Academic Culture Assembly’s (ACA) latest event for Mental Health Awareness Month captured the unfortunate irony defining mental health issues on college campuses today: most students were too busy to show up.
The ACA talent show was held at Ground Zero on Thursday, World Mental Health Awareness Day, to promote mental well-being and help students de-stress.
There were four performances during the hour-long show, featuring rapper Clarence the Kid, a capella group UnderSCore, improv troupe Spoiler Alert and singer/songwriter Stephanie Lawrence.
Though concerns and the conversations surrounding mental health on college campuses continue to grow, the majority of audience seats in the former milkshake hub were empty.
Of the 30 students in attendance, nearly half were slated to perform. That number dissipated even more throughout the night as students left after their act. About 15 or so remained by the night’s end.
“I wish there were more people, there was a lot of talent here that I really enjoyed,” said Aaron Valencia, a sophomore majoring in health promotion and disease prevention, who is also a part of the Academic Culture Assembly (ACA).
Valencia recognized that busy schedules and the onset of the midterm season may have impacted turnout.
“It’s also that a lot of people have a lot of other priorities,” he said. “Not to say that mental health isn’t a priority to them, there’s just so much going on around our campus.”
Following their performance, both Lawrence and Speares critiqued the school over the availability of resources and communication issues on campus surrounding mental health.
“There are significant movements among students, but as an institution, I think the University is kind of falling short,” Lawrence said in an interview.
Over the past two years, USC Student Health increased its number of staff members by 50%. In November, they are slated to introduce a new private clinic run by the department of psychiatry that will provide long-term therapy, which the health center hasn’t offered before.
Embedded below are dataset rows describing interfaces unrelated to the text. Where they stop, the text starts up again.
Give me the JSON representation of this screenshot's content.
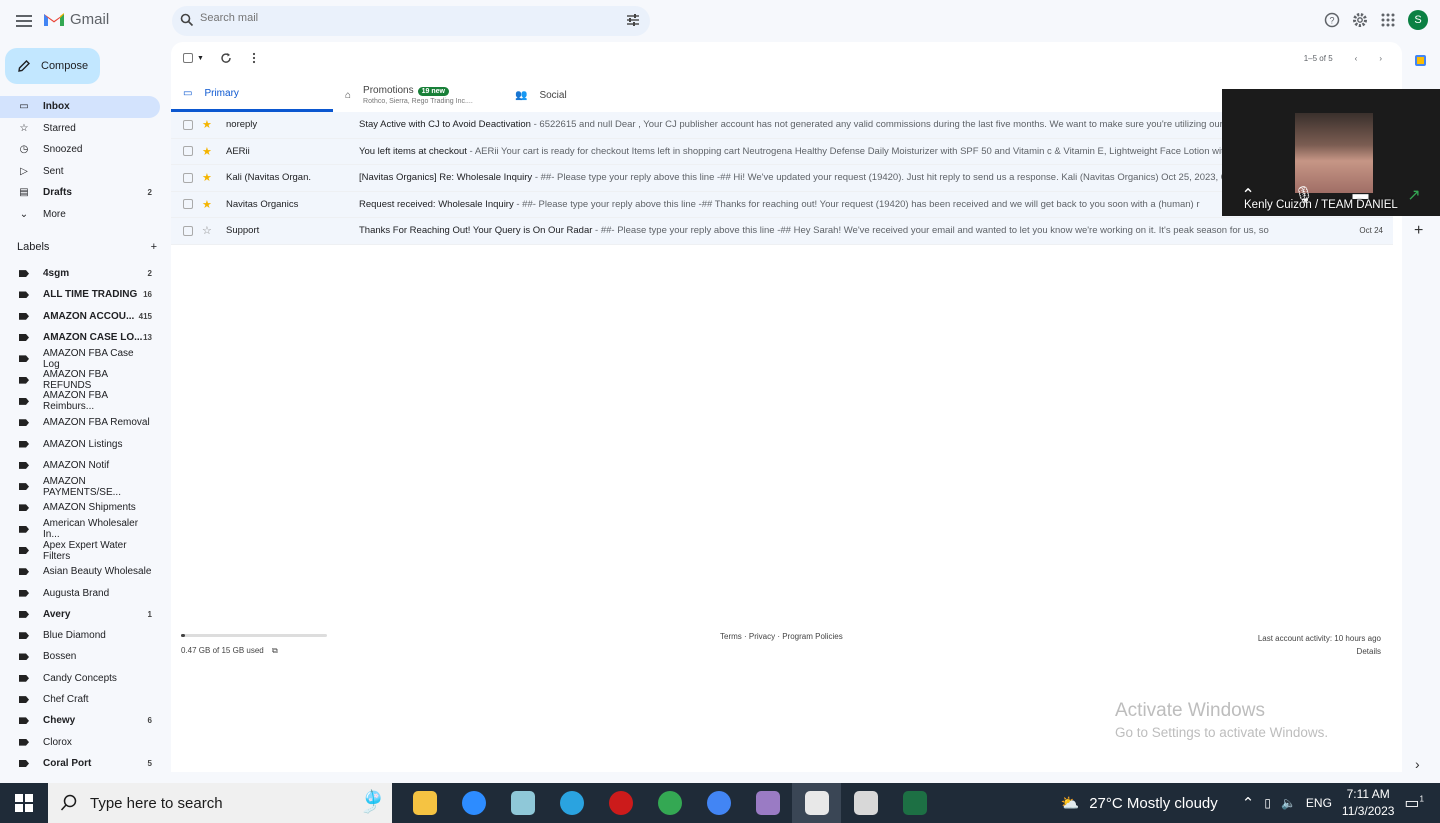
{
  "app": {
    "name": "Gmail",
    "avatar_letter": "S"
  },
  "search": {
    "placeholder": "Search mail"
  },
  "compose_label": "Compose",
  "nav": [
    {
      "label": "Inbox",
      "icon": "inbox-icon",
      "count": "",
      "active": true
    },
    {
      "label": "Starred",
      "icon": "star-icon",
      "count": ""
    },
    {
      "label": "Snoozed",
      "icon": "clock-icon",
      "count": ""
    },
    {
      "label": "Sent",
      "icon": "send-icon",
      "count": ""
    },
    {
      "label": "Drafts",
      "icon": "draft-icon",
      "count": "2",
      "bold": true
    },
    {
      "label": "More",
      "icon": "chevron-down-icon",
      "count": ""
    }
  ],
  "labels_title": "Labels",
  "labels": [
    {
      "label": "4sgm",
      "count": "2",
      "bold": true
    },
    {
      "label": "ALL TIME TRADING",
      "count": "16",
      "bold": true
    },
    {
      "label": "AMAZON ACCOU...",
      "count": "415",
      "bold": true
    },
    {
      "label": "AMAZON CASE LO...",
      "count": "13",
      "bold": true
    },
    {
      "label": "AMAZON FBA Case Log",
      "count": ""
    },
    {
      "label": "AMAZON FBA REFUNDS",
      "count": ""
    },
    {
      "label": "AMAZON FBA Reimburs...",
      "count": ""
    },
    {
      "label": "AMAZON FBA Removal",
      "count": ""
    },
    {
      "label": "AMAZON Listings",
      "count": ""
    },
    {
      "label": "AMAZON Notif",
      "count": ""
    },
    {
      "label": "AMAZON PAYMENTS/SE...",
      "count": ""
    },
    {
      "label": "AMAZON Shipments",
      "count": ""
    },
    {
      "label": "American Wholesaler In...",
      "count": ""
    },
    {
      "label": "Apex Expert Water Filters",
      "count": ""
    },
    {
      "label": "Asian Beauty Wholesale",
      "count": ""
    },
    {
      "label": "Augusta Brand",
      "count": ""
    },
    {
      "label": "Avery",
      "count": "1",
      "bold": true
    },
    {
      "label": "Blue Diamond",
      "count": ""
    },
    {
      "label": "Bossen",
      "count": ""
    },
    {
      "label": "Candy Concepts",
      "count": ""
    },
    {
      "label": "Chef Craft",
      "count": ""
    },
    {
      "label": "Chewy",
      "count": "6",
      "bold": true
    },
    {
      "label": "Clorox",
      "count": ""
    },
    {
      "label": "Coral Port",
      "count": "5",
      "bold": true
    }
  ],
  "pager": {
    "range": "1–5 of 5"
  },
  "tabs": [
    {
      "label": "Primary",
      "sub": "",
      "badge": ""
    },
    {
      "label": "Promotions",
      "sub": "Rothco, Sierra, Rego Trading Inc....",
      "badge": "19 new"
    },
    {
      "label": "Social",
      "sub": "",
      "badge": ""
    }
  ],
  "emails": [
    {
      "sender": "noreply",
      "starred": true,
      "subject": "Stay Active with CJ to Avoid Deactivation",
      "snippet": " - 6522615 and null Dear , Your CJ publisher account has not generated any valid commissions during the last five months. We want to make sure you're utilizing our a",
      "date": ""
    },
    {
      "sender": "AERii",
      "starred": true,
      "subject": "You left items at checkout",
      "snippet": " - AERii Your cart is ready for checkout Items left in shopping cart Neutrogena Healthy Defense Daily Moisturizer with SPF 50 and Vitamin c & Vitamin E, Lightweight Face Lotion with",
      "date": ""
    },
    {
      "sender": "Kali (Navitas Organ.",
      "starred": true,
      "subject": "[Navitas Organics] Re: Wholesale Inquiry",
      "snippet": " - ##- Please type your reply above this line -## Hi! We've updated your request (19420). Just hit reply to send us a response. Kali (Navitas Organics) Oct 25, 2023, 0",
      "date": ""
    },
    {
      "sender": "Navitas Organics",
      "starred": true,
      "subject": "Request received: Wholesale Inquiry",
      "snippet": " - ##- Please type your reply above this line -## Thanks for reaching out! Your request (19420) has been received and we will get back to you soon with a (human) r",
      "date": ""
    },
    {
      "sender": "Support",
      "starred": false,
      "subject": "Thanks For Reaching Out! Your Query is On Our Radar",
      "snippet": " - ##- Please type your reply above this line -## Hey Sarah! We've received your email and wanted to let you know we're working on it. It's peak season for us, so",
      "date": "Oct 24"
    }
  ],
  "footer": {
    "storage": "0.47 GB of 15 GB used",
    "storage_fraction": 0.03,
    "links": "Terms · Privacy · Program Policies",
    "activity": "Last account activity: 10 hours ago",
    "details": "Details"
  },
  "watermark": {
    "title": "Activate Windows",
    "sub": "Go to Settings to activate Windows."
  },
  "video_call": {
    "participant": "Kenly Cuizon / TEAM DANIEL"
  },
  "taskbar": {
    "search_placeholder": "Type here to search",
    "weather": "27°C  Mostly cloudy",
    "language": "ENG",
    "time": "7:11 AM",
    "date": "11/3/2023",
    "notification_count": "1",
    "apps": [
      {
        "name": "file-explorer-icon",
        "color": "#f5c342"
      },
      {
        "name": "zoom-icon",
        "color": "#2d8cff"
      },
      {
        "name": "notepad-icon",
        "color": "#8fc8d8"
      },
      {
        "name": "telegram-icon",
        "color": "#2aa3e0"
      },
      {
        "name": "opera-icon",
        "color": "#cc1b1b"
      },
      {
        "name": "chrome-icon",
        "color": "#34a853"
      },
      {
        "name": "chrome-profile-icon",
        "color": "#4285f4"
      },
      {
        "name": "anime-app-icon",
        "color": "#9a7bc4"
      },
      {
        "name": "cloud-app-icon",
        "color": "#e8e8e8"
      },
      {
        "name": "calculator-icon",
        "color": "#d8d8d8"
      },
      {
        "name": "excel-icon",
        "color": "#1d7044"
      }
    ]
  },
  "colors": {
    "accent": "#0b57d0",
    "compose_bg": "#c2e7ff",
    "star": "#f4b400"
  }
}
These efforts demonstrate a push by the school to provide better mental health resources for students. Communicating this has been difficult, however, as Engemann tries to shake a reputation on campus as unreliable or understaffed. In the past, the Health Center referred almost 70% of student patients seeking therapy to off-campus providers.
When asked about the night’s attendance issues, both performers noted that students have schedules filled with homework and other activities that bar them from attending events such as those scheduled by the ACA. Advertising for the event, they also said, was limited.
“I found out about this literally 10 minutes before it started,” Speares said.
Speares and Lawrence also commented on a broader student culture that conflates genuine discussion about mental health with sarcasm. Posts on fake personal Instagram accounts, or “finstas”, and other social media platforms, are the most common platforms for this. Often, they provide users a more personal space than their public accounts, which allows them to make more confessional, intimate posts.
“Saying, like, ‘RIP’ or ‘I want to die,’ like that’s so commonplace,” Lawrence said.
“I think people mask it with irony,” Speares said. “It prevents other people from engaging, it prevents you from understanding what’s going on, except that you make edgy jokes.”
This apathy is something Valencia acknowledged as well.
“I think a lot of people overlook it until it affects them directly,” he said. “It’s something important...and that’s why we’re going to keep doing it.”
The musicians of the evening also tailored parts of their performances to match the event's theme.
Stephanie Lawrence performed her last song which touched upon her own feelings of frustration and mental exhaustion.
“The ups and downs come back around, the cycle of a smile and frown, it never ends...until I say I’m through,” she sang, accompanied by sophomore Akela Speares on guitar.
“Raise your hand if you’ve ever been stressed out,” Clarence the Kid said before entering a rendition of his unreleased song, “Kyoto.” He named the song after the Japanese city to promote a message of tranquility and peacefulness.
With bars confessing the rapper’s stresses of juggling college and life as a budding musician, Clarence rapped about the need for self-care above a booming instrumental playing from his iPhone.
“Give validation to your own experience,” he rapped - an apropos message for USC’s student body at a time where mental health in college has never been more analyzed and prevalent. For those in attendance, it was one that resonated. Whether or not that was the case for the rest of the student body, however, is still unknown.
ACA has six other events scheduled for Mental Health Awareness Month. The next is a service event on Saturday from 10 a.m. to 2 p.m.